Science breeds knowledge, opinion breeds ignorance
Messages
1,253
Posting Ron Davis's recent remarks from a couple of weeks ago in The Stanford Daily in which is written:

"The research team’s current model proposes that ME/CFS results from a type of mitochondrial dysfunction.

“We’ve seen some evidence of mitochondrial dysfunction in the metabolites,” Davis said. “You don’t see that in mitochondrial diseases, so it’s probably not a genetic effect. No one has seen this kind of defect before, but it’s something we have to continue to explore. It would explain everything [including the brain function and fatigue].”

http://www.stanforddaily.com/2016/01/05/tackling-chronic-fatigue-syndrome/

Thanks for a great article. That quote got my hopes up, and it sounds really really inriguing.

Could autoimmunity cause that @Jonathan Edwards ?
From what i have understood so far, autoimmunity can cause nearly anything..
 

Jonathan Edwards

"Gibberish"
Messages
5,256
Thanks for a great article. That quote got my hopes up, and it sounds really really inriguing.

Could autoimmunity cause that @Jonathan Edwards ?
From what i have understood so far, autoimmunity can cause nearly anything..
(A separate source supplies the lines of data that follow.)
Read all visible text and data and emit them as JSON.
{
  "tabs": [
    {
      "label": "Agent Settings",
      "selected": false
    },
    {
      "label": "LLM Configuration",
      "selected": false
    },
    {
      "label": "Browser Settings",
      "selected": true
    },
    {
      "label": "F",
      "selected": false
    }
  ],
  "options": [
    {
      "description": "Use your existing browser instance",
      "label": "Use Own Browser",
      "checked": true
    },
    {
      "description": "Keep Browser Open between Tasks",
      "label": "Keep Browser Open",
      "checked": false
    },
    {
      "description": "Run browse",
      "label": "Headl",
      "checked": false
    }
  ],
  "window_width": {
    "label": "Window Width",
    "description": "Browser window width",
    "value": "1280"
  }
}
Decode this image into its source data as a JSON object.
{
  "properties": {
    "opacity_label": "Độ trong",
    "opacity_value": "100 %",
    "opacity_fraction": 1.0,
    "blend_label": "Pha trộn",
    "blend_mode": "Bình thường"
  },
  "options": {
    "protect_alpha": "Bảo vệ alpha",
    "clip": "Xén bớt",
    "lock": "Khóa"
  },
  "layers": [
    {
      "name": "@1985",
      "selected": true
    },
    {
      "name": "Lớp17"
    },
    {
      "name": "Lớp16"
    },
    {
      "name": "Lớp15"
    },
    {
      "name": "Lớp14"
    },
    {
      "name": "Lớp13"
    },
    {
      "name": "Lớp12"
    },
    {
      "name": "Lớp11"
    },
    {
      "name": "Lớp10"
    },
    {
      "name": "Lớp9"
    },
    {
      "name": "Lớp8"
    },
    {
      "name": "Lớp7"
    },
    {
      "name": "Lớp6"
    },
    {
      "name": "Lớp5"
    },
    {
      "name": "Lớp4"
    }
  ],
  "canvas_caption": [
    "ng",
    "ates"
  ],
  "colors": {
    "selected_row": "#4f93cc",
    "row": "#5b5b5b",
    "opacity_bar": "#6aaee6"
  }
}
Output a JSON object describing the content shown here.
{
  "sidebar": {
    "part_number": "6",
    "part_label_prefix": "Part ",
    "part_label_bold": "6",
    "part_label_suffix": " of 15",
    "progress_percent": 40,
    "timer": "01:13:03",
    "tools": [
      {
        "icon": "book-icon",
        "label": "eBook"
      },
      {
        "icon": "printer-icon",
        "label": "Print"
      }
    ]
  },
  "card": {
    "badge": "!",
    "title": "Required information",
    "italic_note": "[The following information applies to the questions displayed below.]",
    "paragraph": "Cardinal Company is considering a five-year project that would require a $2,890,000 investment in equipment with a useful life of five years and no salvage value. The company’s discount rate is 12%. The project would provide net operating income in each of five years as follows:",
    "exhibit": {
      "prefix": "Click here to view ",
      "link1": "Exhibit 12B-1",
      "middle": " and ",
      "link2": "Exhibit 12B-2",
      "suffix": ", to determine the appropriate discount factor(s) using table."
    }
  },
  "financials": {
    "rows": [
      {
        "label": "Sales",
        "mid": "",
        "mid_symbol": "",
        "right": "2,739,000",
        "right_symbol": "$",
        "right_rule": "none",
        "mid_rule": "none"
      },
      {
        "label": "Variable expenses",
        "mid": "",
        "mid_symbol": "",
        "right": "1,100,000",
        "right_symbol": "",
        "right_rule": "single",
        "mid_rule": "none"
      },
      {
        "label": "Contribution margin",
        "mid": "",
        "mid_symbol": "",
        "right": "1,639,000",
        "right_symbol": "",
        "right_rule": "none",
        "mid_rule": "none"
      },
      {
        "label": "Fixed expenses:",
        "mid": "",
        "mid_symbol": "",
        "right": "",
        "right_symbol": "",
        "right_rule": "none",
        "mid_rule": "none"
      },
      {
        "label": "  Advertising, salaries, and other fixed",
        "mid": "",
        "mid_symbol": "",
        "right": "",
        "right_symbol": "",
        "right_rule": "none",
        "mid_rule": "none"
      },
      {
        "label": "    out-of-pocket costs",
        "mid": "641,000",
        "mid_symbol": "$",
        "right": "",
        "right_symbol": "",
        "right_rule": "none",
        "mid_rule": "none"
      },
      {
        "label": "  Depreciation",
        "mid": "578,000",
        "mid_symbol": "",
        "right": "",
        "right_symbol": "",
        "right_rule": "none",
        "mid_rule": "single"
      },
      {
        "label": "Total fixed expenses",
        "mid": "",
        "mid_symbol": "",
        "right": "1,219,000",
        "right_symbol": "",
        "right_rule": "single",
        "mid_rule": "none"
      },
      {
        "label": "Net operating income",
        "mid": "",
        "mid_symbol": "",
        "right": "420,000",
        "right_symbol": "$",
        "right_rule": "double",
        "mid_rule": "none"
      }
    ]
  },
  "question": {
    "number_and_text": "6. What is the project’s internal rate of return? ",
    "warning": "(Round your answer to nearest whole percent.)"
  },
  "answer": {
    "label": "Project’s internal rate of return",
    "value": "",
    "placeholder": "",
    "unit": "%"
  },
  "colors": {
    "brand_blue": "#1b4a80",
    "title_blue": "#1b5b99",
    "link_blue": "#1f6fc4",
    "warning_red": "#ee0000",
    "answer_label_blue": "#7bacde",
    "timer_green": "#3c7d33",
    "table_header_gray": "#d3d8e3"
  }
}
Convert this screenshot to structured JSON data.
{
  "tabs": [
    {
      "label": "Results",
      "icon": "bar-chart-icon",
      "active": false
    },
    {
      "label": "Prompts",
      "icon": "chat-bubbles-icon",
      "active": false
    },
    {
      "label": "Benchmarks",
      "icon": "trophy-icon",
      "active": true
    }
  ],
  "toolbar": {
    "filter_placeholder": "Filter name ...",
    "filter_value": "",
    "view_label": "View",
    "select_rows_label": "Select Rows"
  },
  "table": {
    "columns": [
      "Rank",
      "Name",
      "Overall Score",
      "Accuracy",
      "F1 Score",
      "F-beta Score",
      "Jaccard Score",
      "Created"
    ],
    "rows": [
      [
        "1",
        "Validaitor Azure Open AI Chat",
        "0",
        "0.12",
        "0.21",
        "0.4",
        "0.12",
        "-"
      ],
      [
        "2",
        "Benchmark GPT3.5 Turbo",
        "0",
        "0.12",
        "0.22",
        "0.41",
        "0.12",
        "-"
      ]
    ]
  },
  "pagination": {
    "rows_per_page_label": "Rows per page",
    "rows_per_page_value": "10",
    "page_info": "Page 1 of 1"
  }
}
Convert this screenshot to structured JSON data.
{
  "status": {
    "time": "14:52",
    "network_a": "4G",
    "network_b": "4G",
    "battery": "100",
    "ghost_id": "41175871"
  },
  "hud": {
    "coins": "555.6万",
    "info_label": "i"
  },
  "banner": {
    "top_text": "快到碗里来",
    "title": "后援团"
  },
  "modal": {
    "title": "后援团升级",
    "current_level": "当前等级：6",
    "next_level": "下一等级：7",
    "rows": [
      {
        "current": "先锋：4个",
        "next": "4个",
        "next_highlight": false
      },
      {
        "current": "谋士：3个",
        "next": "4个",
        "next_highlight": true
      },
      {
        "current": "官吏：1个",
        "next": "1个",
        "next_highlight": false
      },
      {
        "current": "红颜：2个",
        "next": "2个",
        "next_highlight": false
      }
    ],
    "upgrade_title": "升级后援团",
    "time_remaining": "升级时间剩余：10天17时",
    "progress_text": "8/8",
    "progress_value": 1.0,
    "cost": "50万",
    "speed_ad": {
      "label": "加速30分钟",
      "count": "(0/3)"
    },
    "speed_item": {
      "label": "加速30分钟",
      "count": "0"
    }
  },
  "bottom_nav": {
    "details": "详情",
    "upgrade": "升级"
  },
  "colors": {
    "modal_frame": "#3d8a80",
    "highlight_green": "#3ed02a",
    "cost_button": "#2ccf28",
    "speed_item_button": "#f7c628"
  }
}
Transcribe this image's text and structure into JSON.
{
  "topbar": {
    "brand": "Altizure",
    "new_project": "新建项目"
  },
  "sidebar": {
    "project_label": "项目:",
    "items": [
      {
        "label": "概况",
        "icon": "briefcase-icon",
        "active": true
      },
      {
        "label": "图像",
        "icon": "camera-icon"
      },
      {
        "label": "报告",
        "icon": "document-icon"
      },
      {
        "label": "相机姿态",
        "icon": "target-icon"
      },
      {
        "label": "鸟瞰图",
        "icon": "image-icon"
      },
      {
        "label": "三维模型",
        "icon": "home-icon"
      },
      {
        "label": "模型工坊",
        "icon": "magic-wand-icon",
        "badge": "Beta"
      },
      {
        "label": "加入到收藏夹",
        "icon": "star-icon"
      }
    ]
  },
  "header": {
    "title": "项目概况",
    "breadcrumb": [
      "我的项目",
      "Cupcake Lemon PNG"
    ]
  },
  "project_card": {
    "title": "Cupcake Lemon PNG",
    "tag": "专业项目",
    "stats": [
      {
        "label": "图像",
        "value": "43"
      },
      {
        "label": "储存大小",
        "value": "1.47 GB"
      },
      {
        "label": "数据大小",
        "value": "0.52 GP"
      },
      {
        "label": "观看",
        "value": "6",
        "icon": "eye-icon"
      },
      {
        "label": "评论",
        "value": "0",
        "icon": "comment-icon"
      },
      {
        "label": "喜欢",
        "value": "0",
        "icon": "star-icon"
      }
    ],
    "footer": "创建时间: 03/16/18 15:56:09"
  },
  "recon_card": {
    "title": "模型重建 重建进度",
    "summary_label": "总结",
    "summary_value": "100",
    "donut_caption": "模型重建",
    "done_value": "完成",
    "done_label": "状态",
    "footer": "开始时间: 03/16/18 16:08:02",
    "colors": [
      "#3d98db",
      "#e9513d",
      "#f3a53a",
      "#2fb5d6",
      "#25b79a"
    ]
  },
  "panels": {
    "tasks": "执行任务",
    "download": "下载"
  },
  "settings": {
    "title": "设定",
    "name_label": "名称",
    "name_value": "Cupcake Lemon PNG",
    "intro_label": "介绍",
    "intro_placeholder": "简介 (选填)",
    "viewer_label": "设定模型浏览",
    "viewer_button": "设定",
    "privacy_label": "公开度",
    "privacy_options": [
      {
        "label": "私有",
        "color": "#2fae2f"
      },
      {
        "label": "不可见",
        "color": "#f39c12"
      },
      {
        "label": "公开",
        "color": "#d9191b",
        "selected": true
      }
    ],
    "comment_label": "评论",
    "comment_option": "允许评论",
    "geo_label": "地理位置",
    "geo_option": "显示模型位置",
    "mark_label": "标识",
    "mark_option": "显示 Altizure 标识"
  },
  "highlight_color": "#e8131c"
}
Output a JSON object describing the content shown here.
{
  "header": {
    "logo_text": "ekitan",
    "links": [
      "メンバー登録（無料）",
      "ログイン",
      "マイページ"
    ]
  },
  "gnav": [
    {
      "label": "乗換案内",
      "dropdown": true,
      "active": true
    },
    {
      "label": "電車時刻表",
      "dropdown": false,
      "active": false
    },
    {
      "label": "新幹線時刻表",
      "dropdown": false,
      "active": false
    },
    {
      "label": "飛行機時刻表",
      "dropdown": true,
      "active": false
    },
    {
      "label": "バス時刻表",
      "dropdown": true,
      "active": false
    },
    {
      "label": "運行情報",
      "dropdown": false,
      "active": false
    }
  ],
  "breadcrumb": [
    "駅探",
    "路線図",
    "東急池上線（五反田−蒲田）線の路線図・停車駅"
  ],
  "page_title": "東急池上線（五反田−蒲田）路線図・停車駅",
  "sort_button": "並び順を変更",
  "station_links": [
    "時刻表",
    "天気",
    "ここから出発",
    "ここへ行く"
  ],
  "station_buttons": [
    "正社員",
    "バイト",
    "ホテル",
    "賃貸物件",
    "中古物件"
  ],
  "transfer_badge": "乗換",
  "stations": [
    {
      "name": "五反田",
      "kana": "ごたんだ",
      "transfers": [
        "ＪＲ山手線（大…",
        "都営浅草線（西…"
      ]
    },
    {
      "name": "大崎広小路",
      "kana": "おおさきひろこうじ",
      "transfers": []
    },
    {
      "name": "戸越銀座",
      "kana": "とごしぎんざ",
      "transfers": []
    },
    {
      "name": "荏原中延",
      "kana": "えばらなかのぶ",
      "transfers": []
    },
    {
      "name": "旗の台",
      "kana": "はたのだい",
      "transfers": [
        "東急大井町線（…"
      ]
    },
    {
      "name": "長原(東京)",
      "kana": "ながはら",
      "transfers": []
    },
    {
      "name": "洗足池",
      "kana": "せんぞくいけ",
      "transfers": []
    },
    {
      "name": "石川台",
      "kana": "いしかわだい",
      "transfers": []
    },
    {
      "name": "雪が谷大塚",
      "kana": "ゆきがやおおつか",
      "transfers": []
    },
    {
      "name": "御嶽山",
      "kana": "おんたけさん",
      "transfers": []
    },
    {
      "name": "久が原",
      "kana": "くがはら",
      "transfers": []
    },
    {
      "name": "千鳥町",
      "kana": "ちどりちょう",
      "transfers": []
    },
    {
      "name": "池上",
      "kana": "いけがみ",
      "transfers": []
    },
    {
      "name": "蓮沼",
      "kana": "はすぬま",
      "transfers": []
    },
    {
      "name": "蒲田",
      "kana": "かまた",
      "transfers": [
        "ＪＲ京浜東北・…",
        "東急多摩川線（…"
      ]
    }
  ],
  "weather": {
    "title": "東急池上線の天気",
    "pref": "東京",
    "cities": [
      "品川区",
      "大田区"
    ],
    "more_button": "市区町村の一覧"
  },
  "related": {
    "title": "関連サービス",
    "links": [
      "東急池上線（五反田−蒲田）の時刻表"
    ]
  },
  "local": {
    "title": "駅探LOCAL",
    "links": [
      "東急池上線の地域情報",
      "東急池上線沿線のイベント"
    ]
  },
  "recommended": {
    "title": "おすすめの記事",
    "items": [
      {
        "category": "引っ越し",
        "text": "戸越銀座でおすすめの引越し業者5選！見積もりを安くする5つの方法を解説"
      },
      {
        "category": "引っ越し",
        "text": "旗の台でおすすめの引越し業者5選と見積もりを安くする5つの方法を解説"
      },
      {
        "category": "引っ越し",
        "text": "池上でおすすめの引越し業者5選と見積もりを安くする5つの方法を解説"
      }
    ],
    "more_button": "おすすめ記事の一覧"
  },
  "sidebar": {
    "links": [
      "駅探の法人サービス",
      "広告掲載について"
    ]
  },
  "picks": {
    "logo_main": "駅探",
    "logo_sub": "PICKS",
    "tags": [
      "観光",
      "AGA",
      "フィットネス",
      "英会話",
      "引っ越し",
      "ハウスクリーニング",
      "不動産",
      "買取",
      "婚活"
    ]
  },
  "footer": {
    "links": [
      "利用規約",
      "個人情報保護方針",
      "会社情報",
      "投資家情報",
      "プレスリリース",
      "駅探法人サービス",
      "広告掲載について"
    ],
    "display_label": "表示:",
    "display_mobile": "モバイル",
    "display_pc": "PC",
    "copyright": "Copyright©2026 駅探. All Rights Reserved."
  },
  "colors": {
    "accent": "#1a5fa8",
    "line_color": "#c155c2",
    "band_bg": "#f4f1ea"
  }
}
If a mitochondrial defect is not genetic but it is persistent then autoimmunity is a reasonable possibility. Autoimmunity can cause whatever you like in theory. Maybe not quite everything in practice.
 

GreyOwl

Dx: strong belief system, avoidance, hypervigilant
Messages
266
I wonder about mtDNA deletions, which occur naturally with ageing (after about 80), but also following virus and toxin exposures. My daughter has deletions in MT-CO1, MT-ND5 and MT-ND6 which I don't share (so she has acquired those deletions at some point since her birth). Given that she was 8 when the sample was taken and has been sick since 5, that doesn't leave much time for her to have naturally acquired those deletions through ageing, especially since the number of deletions she has is twice mine anyway.

I know there was an old study on this (http://www.ncf-net.org/pdf/ZhangMitochondrialDNAdeletionsInCFS.pdf) which I don't completely understand, but it's interesting that people are still looking at it.
 

Bob

Senior Member
Messages
16,455
Location
England (south coast)
Last edited:

Bob

Senior Member
Messages
16,455
Location
England (south coast)
Future Studies

Whether mitochondria are impaired in ME/CFS has not been definitely determined. Mitochondria could be affected either directly or indirectly in the disease. For example, some disturbance in metabolism or regulation of genes could prevent mitochondria from functioning properly. Theoretically, mitochondria could be affected through an unknown autoimmune mechanism. We have begun to investigate the properties of mitochondria in ME/CFS further by examining how well they function in white blood cells, relative to healthy individuals.

http://hansonlab.org/research/cfs_me/mitochondria/